One of the major themes running through the film is the relationship between the newly reintroduced Christianity and the long-established Confucianism, a battleground of faith that reveals the extent to which Confucian ideals were holding the nation’s development back. For all there was increasing prosperity thanks to the relocation of the capital and the introduction of the Sungkyunkwan as a seat of learning, the power of the nobility to hobble innovation remained strong. This is clear in the influence wielded by Minister Lim. It also made the politics of both Detective K and the Christians dangerous because, as a matter of conscience, they are attempting to improve the lot of the slaves out in the countryside. For the record, King Yeongjo outlawed Catholicism as an evil practice in 1758 and, despite it being formally reintroduced in 1785, there was significant persecution and martyrdom. For the local Confucians, one of the main problems was the Christian missionaries use of Hangul for translations of the Bible and religious texts. This helped spread the use of the script and undermined traditional scholarship based on the Chinese script — if you want to see the origins of the struggle over Hangul, watch Tree With Deep Roots. Interestingly, it turns out the now-deceased widow related to Minister Lim was a Christian who wanted to free the slaves on her husband’s estate. This would have given the Minister and his family a motive for murdering her.

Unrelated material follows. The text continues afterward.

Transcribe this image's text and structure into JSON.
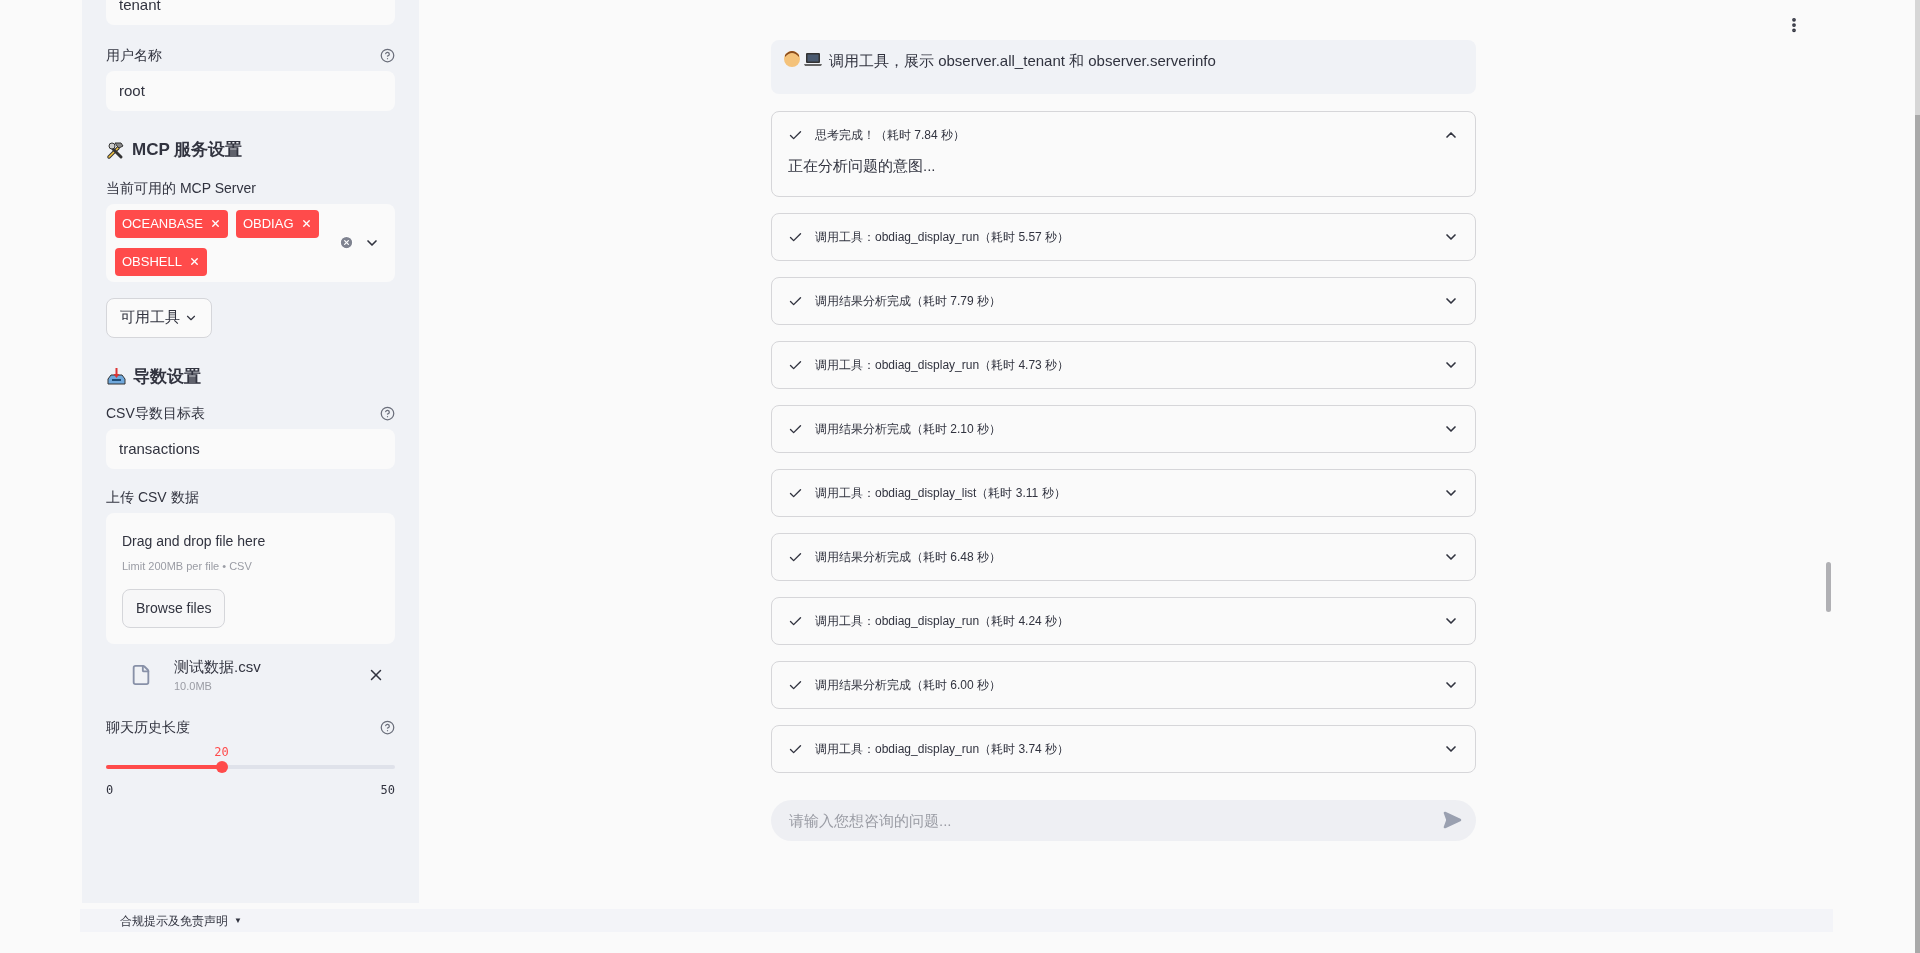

Although the themes are essentially serious, the tone of the film remains light and, at times, close to farce. The only misstep is the use of CGI to create two giant dogs. This was unnecessary. The same effect could have been achieved with ordinary dogs given the fairly token nature of their roles. I was pleasantly surprised by one twist at the end. The rest is obvious from the outset and resolved by the usual deus ex machina appearance of the King at the critical moment. This is to be expected in a period film which wants to be broadly entertaining. Kim Myung-Min is excellent as Detective K showing a man who’s not quite as clever as he thinks he is, but blessed with a heart of gold on the inside. While Oh Dal-Su as Seo-Pil is more than he seems but equally accident-prone. The Sherlock/Watson chemistry between the leads is excellent, carrying the film. Summing up, Detective K: Secret of Virtuous Widow or Joseon Myungtamjung: Gakshituku Ggotui Biil can’t be beaten as unpretentious fun.